You have /5 articles left.
Sign up for a free account or log in.

Journey mapping is a technique long known to marketers at companies like IBM and Clorox but has only recently caught on in higher education circles.

In an article that dates back to 2010, the Harvard Business Review defines it as:

“a very simple idea: a diagram that illustrates the steps your customer(s) go through in engaging with your company, whether it be a product, an online experience, retail experience, or a service, or any combination. The more touchpoints you have, the more complicated — but necessary — such a map becomes.“

In the past two years, the number of higher education conference sessions, articles, and interest in Journey Mapping has seemed to increase. And for good reason. When used strategically and collaboratively with campus partners, we find that it provides a clear way for various departments on a campus to create a shared vision for communicating to a specific audience during a defined timeframe.

Journey mapping is designed to put you in the shoes of your audience.

We recommend the following three steps to start:

  1. Start by laying out every touchpoint in the current communications plan (emails, phone calls, social campaigns, etc.).
  2. Articulate how you want the audience–ideally– to feel in a specific timeframe. For instance, during yield we may want admitted students to feel “proud of their choice,” or “engaged with our College.”
  3. Next comes the empathy part: how is the audience typically feeling during this time? You can ascertain this through surveys or anecdotally. During the summer, for instance, incoming students might be feeling “overwhelmed” or that they’ve missed something.
    • By aligning touchpoints, ideal feelings, and actual feelings, you now you have a visual representation of your journey map and can find holes or opportunities to better align actual feelings with the ideal feelings.

The results reveal themselves. For instance, if you want your audience to be “excited” but you are only communicating with them about transactional items, you have an opportunity to shift your tactics to better align with your goals.
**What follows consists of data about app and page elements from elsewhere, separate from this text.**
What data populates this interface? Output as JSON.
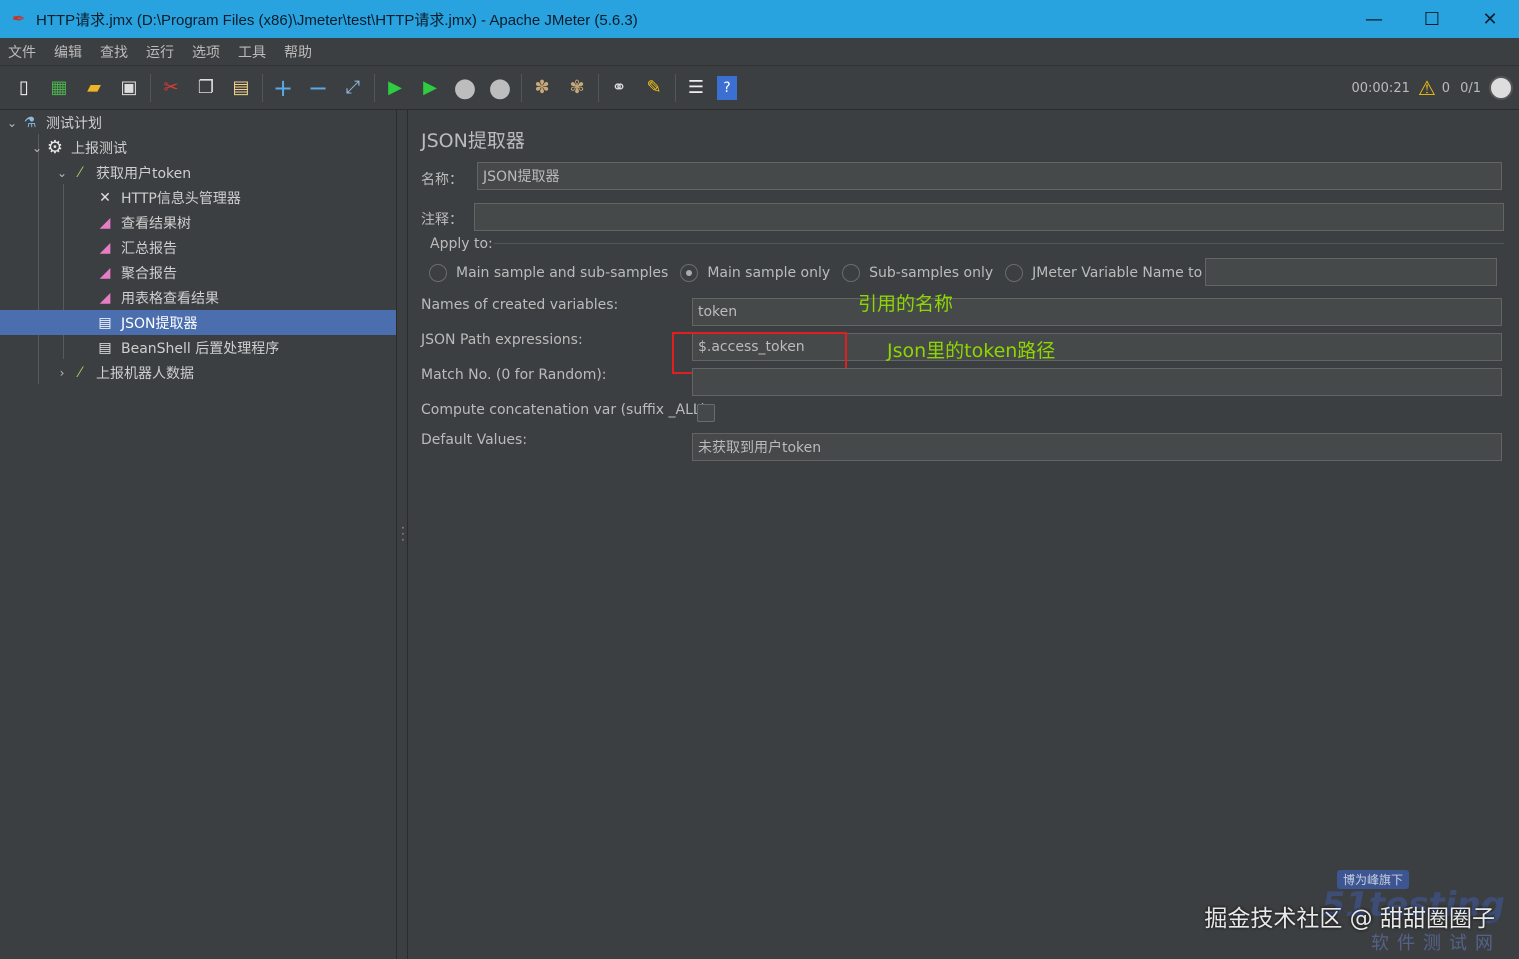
{
  "window": {
    "title": "HTTP请求.jmx (D:\\Program Files (x86)\\Jmeter\\test\\HTTP请求.jmx) - Apache JMeter (5.6.3)",
    "minimize": "—",
    "maximize": "☐",
    "close": "✕"
  },
  "menu": [
    "文件",
    "编辑",
    "查找",
    "运行",
    "选项",
    "工具",
    "帮助"
  ],
  "status": {
    "elapsed": "00:00:21",
    "warnings": "0",
    "threads": "0/1"
  },
  "tree": {
    "items": [
      {
        "label": "测试计划",
        "icon": "test-plan-icon"
      },
      {
        "label": "上报测试",
        "icon": "thread-group-gear-icon"
      },
      {
        "label": "获取用户token",
        "icon": "sampler-pipette-icon"
      },
      {
        "label": "HTTP信息头管理器",
        "icon": "config-tools-icon"
      },
      {
        "label": "查看结果树",
        "icon": "listener-chart-icon"
      },
      {
        "label": "汇总报告",
        "icon": "listener-chart-icon"
      },
      {
        "label": "聚合报告",
        "icon": "listener-chart-icon"
      },
      {
        "label": "用表格查看结果",
        "icon": "listener-chart-icon"
      },
      {
        "label": "JSON提取器",
        "icon": "post-processor-icon"
      },
      {
        "label": "BeanShell 后置处理程序",
        "icon": "post-processor-icon"
      },
      {
        "label": "上报机器人数据",
        "icon": "sampler-pipette-icon"
      }
    ]
  },
  "panel": {
    "title": "JSON提取器",
    "name_label": "名称：",
    "name_value": "JSON提取器",
    "comment_label": "注释：",
    "comment_value": "",
    "apply_to_label": "Apply to:",
    "apply_options": [
      "Main sample and sub-samples",
      "Main sample only",
      "Sub-samples only",
      "JMeter Variable Name to use"
    ],
    "apply_selected": "Main sample only",
    "jmeter_var_value": "",
    "vars_label": "Names of created variables:",
    "vars_value": "token",
    "path_label": "JSON Path expressions:",
    "path_value": "$.access_token",
    "match_label": "Match No. (0 for Random):",
    "match_value": "",
    "concat_label": "Compute concatenation var (suffix _ALL):",
    "concat_checked": false,
    "default_label": "Default Values:",
    "default_value": "未获取到用户token"
  },
  "annotations": {
    "vars_note": "引用的名称",
    "path_note": "Json里的token路径",
    "color": "#8ed600",
    "box_color": "#e02020"
  },
  "watermark": {
    "main": "掘金技术社区 @ 甜甜圈圈子",
    "site": "51testing",
    "badge": "博为峰旗下",
    "sub": "软件测试网"
  },
  "colors": {
    "titlebar": "#29a3e0",
    "background": "#3c3f41",
    "selection": "#4b6eaf"
  }
}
So often, in a brainstorming session, there is a tendency to look at what other competitors are doing or what is the latest trend that you saw at a conference. Using journey mapping–sometimes called empathy mapping–puts your audience at the center of your brainstorming. As the group develops ideas and opportunities you can always point back to your audience needs to set the right context and tone.

Here are three things to think about as you begin trying to journey map on your campus

  1. Get organized

Getting organized is critically important to a successful journey mapping exercise. You need to get the right people in the room. Hint: it needs to be more than just the communications team. All of the key constituents need to take part so that you can achieve a shared vision through effective brainstorming.

  1. Find the right space

The visual impact and value to having everyone seeing all of the information at one time cannot be understated. You will need a room that is large enough to fit everyone comfortably and have enough wall space. You will have post-it notes and lists at the end of your exercise and you need to capture the great planning that was done.

  1. Follow through

Before you start, the communications team needs to understand that you will probably be creating more work for yourself by the end of the process. And you need to be able to then execute what you as a group decided to do. But the work will be more rewarding because it is audience-centric and focused on a goal.


We have experienced successful journey mapping exercises on our campuses around the summer melt process, admissions yield season, and program specific communications. But it could be used for any audience you communicate with regularly. Imagine the possibilities of mapping out your leadership donors experience against how you currently communicate with them. Or the experience that your current parents have and how you want them to feel as brand ambassadors. The possibilities are limitless.

P.S. Customer journey mapping is closely related to experience mapping, which Michael Stoner discussed in a column several weeks ago. The essential difference is that customer journey maps typically view an individual’s specific interaction with an organization. An experience map is broader and views interactions more holistically.

Paul Redfern is vice president for communications at St. Lawrence University. in Canton, N.Y. He is a frequent presenter on marketing and brand topics at national conferences and serves as a member of the Board of Directors for the College and University Public Relations and Associated Professionals (CUPRAP).

Jamie Yates is executive director of communications and marketing at Gettysburg College.

Next Story

More from Call to Action